Early 20th century Sand & Cie French ceramic c.20m2
An impressive and rare antique French ceramic manufactured by Sand & Cie, Feignes at the turn of the last century. We include in the photo gallery scans from their period catalogue showing the field, large border and half size borders.
This is a quality ceramic of 15.5cm sq, 15mm thick tiles weighing over 1.1kgs / 2.4lbs each.
The motif tessellation, across four tiles, is impressive in its design and exquisite in its almost hand-painted detail as the high resolution photographs show. The floor has cleaned well of its old mortar, joints and surface dirt; colours are crisp and while a very small number of tiles display edge nibbles expected of a floor of this age it is in superb condition.
Totalling c.20m2 / 215 sq feet this indulgent ceramic, embracing a same size and half size border (the design of which embraces all of the DNA of early art nouveau styling), will want to be the hero in any room as a unique and beautiful statement piece.
A highly fired tile it can be laid with underfloor heating systems and being highly fired can be laid inside or outside of the home.
We would be happy, without obligation, to look at the potential fit and recommend the best aesthetic lay for this floor in your chosen area.
FIELD TILES - 655 - 15.75m2 / 170 sq ft.
LARGE BORDERS - 105 plus 3 corner tiles* - 2.6m2 / 28 sq ft. or 16.8 linear metres / 55 sq ft.
SMALL BORDERS - 145 plus 1 corner tile* - 1.75m2 / 18.8 sq ft. or 22.5 linear metres / 74 linear ft.
* The missing border corners can be mitre cut by the tiler from the regular borders.

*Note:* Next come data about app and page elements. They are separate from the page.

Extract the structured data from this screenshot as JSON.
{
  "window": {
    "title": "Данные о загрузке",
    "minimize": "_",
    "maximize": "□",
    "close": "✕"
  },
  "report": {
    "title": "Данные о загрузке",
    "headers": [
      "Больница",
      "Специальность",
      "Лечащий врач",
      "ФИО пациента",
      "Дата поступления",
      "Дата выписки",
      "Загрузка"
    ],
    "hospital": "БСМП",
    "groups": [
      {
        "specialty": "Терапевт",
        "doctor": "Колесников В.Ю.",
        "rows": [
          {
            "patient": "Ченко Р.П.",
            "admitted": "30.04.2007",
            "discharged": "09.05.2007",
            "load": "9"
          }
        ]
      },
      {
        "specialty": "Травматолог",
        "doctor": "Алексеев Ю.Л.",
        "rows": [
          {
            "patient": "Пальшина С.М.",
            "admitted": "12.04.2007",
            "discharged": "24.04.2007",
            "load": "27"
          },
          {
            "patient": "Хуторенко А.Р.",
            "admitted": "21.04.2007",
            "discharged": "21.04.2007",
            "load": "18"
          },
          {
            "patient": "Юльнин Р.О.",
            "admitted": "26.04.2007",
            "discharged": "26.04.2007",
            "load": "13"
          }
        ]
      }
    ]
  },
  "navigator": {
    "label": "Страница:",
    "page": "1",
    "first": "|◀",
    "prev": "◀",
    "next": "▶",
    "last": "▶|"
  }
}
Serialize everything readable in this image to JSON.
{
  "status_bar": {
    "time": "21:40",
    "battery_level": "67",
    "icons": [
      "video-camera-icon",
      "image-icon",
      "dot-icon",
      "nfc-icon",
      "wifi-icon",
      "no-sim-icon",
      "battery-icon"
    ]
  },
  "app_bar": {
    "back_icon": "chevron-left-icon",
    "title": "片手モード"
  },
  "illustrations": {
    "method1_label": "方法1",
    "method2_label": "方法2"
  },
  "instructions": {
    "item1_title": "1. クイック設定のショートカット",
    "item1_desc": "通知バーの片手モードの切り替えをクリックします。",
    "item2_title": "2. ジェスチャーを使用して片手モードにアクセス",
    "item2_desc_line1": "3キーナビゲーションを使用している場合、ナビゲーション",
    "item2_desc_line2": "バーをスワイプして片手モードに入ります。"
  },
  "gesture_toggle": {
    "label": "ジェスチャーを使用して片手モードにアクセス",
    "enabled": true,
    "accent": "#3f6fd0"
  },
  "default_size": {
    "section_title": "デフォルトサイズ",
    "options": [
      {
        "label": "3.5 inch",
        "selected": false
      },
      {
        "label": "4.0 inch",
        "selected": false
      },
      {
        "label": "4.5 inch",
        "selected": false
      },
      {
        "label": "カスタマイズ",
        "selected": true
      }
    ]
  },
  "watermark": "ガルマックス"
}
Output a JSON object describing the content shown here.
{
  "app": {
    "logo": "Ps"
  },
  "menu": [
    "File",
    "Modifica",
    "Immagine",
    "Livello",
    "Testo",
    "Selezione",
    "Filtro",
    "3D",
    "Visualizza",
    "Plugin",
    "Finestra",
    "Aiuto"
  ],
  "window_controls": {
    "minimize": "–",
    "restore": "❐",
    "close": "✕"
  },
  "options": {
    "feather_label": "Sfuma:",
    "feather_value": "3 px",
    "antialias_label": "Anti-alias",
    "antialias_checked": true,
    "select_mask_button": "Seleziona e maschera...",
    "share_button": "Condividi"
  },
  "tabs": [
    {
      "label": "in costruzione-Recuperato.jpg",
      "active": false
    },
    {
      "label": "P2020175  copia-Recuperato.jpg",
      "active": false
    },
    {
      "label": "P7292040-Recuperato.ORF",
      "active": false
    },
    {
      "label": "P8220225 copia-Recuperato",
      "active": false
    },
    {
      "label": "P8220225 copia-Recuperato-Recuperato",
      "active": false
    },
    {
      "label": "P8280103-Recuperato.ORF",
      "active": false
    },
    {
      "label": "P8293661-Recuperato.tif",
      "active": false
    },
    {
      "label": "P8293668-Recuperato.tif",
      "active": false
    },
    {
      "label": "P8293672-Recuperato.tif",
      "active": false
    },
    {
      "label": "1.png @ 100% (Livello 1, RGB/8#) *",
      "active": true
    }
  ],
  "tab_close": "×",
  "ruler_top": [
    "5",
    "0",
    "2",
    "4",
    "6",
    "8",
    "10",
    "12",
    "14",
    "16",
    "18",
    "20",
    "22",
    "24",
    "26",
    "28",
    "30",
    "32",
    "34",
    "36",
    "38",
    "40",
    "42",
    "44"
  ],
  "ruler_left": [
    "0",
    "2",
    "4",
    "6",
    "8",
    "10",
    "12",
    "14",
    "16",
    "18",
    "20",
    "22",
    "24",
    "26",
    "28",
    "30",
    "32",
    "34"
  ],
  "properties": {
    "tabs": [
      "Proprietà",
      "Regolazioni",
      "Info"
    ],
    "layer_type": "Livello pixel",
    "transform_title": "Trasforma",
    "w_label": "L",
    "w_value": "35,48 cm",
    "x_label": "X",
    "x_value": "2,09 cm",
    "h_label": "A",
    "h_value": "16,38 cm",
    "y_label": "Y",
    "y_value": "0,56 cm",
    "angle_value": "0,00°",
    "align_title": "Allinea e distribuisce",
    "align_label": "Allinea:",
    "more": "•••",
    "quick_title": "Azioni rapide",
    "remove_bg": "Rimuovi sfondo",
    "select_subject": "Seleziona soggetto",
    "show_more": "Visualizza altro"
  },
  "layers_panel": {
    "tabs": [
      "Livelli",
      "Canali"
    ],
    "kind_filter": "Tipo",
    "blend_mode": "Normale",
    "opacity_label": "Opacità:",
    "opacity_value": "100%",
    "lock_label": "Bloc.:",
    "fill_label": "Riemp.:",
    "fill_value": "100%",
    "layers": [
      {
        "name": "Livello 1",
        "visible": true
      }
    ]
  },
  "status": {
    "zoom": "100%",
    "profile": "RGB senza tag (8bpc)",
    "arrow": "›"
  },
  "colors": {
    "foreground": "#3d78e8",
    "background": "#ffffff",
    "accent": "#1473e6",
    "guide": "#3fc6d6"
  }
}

Antique tiles were most commonly made in single or two tile moulds. Before current computer automation methods their moulds were made my hand and the colour slips mixed by eye. Kiln temperatures could also be variable, as could the firing time. The result is that often tiles display subtle size and thickness variations and there can be tonal variations in colours, owing to the slip mixing and/or firing time. All of this makes these handmade tiles unique and adds to their charm. Some floors display their subtle variations in size and tones, some not, but when photographing we always take a random section of the floor so that it is representative of the whole. A tiler should always dry lay a section of the tiles to familiarise himself with them before starting to fix lay.